#### MATERIAL FOR THE TASK ####
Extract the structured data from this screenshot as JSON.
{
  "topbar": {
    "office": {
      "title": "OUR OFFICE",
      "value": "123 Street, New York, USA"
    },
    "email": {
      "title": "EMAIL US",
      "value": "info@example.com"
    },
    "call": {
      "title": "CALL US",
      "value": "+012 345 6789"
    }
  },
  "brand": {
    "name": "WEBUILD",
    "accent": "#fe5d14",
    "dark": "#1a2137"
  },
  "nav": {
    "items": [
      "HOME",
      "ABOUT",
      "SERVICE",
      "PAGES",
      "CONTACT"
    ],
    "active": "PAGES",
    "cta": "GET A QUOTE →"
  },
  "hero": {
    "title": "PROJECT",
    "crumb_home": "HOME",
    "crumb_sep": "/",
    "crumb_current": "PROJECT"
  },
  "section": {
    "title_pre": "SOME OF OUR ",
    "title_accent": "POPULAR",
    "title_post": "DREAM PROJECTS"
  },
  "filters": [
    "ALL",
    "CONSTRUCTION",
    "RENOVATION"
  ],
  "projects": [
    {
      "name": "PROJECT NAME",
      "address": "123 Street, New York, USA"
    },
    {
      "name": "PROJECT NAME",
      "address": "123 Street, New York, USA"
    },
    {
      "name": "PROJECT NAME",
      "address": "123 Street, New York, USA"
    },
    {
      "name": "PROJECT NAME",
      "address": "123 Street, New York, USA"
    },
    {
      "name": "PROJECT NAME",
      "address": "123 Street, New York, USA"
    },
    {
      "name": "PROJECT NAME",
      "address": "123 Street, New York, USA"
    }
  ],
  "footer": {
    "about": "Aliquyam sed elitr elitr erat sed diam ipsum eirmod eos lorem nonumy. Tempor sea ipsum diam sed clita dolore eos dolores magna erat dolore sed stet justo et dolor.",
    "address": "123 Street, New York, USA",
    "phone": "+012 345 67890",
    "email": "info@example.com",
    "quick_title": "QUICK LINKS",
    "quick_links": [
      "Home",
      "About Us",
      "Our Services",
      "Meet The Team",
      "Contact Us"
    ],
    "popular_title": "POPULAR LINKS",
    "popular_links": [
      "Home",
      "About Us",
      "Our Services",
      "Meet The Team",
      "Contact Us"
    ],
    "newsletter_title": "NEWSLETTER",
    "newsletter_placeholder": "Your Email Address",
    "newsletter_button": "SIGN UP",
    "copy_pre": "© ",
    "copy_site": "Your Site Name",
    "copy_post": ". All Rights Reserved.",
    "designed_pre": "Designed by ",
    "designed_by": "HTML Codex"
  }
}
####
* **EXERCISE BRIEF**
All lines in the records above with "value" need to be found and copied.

* **TASK OUTPUT**
      "value": "123 Street, New York, USA"
      "value": "info@example.com"
      "value": "+012 345 6789"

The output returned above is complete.